Oh Bahir Dar… a city that I was afraid that I would hate when I first came to Ethiopia and has become a city near and dear to my heart.
Thanks to a happy mixup with our driver, we ended up in Bahir Dar a night early, giving us an extra day to explore the city I love. The first morning we got a Lake Tana boat/monasteries tour with a VSO couple currently living in Rwanda and a German woman travelling alone through Ethiopia.
I’ve been struggling with this post for a few weeks, because I feel like I have been really negative lately, such as my rant about the harassment in Harar and Dire Dawa. But every time I pull up this post the emotions resurface and I can’t help but feel like I have to share it. So, here is another rant from me but this time about tourism and tourist pricing… avoid if you want to.
I seriously hate farengi pricing. I hate it. I understand that many people think that Americans and residents of other Westerns, such as the UK or Germany, sit around all day and money falls out of the sky, but almost anyone who has ever lived or worked in a Western country understands that most people work for their money—and they work hard. They work long extended hours at jobs they may love or hate, but they work hard regardless.
Therefore, when someone is trying to take advantage of a foreigner simply because they are foreign really frustrates me. Just because I am fareng does not mean I should be subjected to a different price, nor should any other fareng. Yes, maybe my parents can afford to pay a little more than I—as a Peace Corps Volunteer—can pay, but my parents also have worked hard for the money they have. They’ve worked hard for the past 40+ years sometimes well over the standard 40 hours a week and just because their skin is a different color doesn’t mean they should be punished.
So we get to the Zege Peninsula on Lake Tana to visit (what the guidebook says) is the most beautiful monastery. The first thing that happens upon landing, is that we are forced to take a guide. This frustrates me, I don’t react as well as I should have, I argue a little and the guide keeps an eye on me the rest of the time. And by keeps an eye, I mean he won’t let me talk to any of the vendors on the island alone. For example, I look at a cross that I know shouldn’t cost any more than 50-70 birr… I ask the woman the price and our forced guide responds, “Three hundred and fifty birr.” What?? That is seven times the correct price!! And people happily pay it because the guides are sure to tell you what a good price it is.

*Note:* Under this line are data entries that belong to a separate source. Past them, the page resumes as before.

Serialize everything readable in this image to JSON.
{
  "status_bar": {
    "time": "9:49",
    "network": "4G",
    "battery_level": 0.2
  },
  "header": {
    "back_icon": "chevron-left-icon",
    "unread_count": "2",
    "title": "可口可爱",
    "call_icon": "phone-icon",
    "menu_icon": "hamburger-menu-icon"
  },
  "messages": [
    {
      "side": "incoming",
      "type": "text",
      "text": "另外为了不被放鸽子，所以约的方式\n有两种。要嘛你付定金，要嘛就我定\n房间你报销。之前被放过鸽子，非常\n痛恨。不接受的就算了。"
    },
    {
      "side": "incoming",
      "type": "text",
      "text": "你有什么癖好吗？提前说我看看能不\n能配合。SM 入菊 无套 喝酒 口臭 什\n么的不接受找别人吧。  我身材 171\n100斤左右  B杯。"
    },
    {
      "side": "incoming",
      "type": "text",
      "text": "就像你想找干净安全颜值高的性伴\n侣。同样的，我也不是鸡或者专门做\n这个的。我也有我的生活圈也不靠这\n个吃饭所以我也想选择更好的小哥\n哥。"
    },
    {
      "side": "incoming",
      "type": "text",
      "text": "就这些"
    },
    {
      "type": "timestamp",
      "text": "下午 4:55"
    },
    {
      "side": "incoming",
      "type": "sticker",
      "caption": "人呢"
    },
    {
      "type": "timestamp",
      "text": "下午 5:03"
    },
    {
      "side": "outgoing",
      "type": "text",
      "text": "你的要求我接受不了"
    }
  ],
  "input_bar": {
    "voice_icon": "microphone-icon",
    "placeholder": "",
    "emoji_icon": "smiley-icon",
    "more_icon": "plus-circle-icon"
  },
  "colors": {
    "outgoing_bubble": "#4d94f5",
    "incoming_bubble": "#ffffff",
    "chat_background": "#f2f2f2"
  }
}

I don’t want to turn this entire post into a rant, and I find it really unfortunate the guide left such a bad taste in my mouth about a beautiful monastery and treasury. But I digress…
After we left the big monastery, we headed to a small island with the dual monastery-convent of Entos Eyesu. It wasn’t near as large or grand as the previous one, but it was all the more beautiful and extremely peaceful. A young monk who spoke no English showed us their paintings and we wandered around at the top of the island for a bit, listening to the monks and nuns chanting. There was also an old prison on the island, which was really interesting to see.
We got back to Bahir Dar in the early afternoon and we did a little shopping and stopped by the Bahir Dar market. The next day was a beautiful day of rest as we just explored Bahir Dar, ate good food and headed out to the Dashen Beer Garden to taste some of Dashen’s cellar beer, a beer on tap you can only get in three places in all of Ethiopia!
The next morning we had a half day excursion to the Blue Nile Falls planned. It was quite a hot, dusty hike across the Portuguese Bridge up and around to see the falls, but it was definitely an amazing experience. The falls were low due to it being the super dry season right now, and I can only imagine what they look like after rainy season!!
The place we stayed in Bahir Dar was called B&B The Annex, a wonderful guesthouse run by Negist, located in a very convenient location in Bahir Dar. My parents and I got the "family room" which had sleeping space for five, along with an en suite bathroom, and it was a great price!! Along with a great breakfast each morning, it was a great place just to hang out. If anyone is looking for a place in Bahir Dar for family visits—I highly recommend checking it out.
The next morning we headed off to Gondar via minibus (my parents really are adventurous and very good sports!) to see the City of the Kings. Stay tuned for parts 4 and 5 as I cover the end of our trip!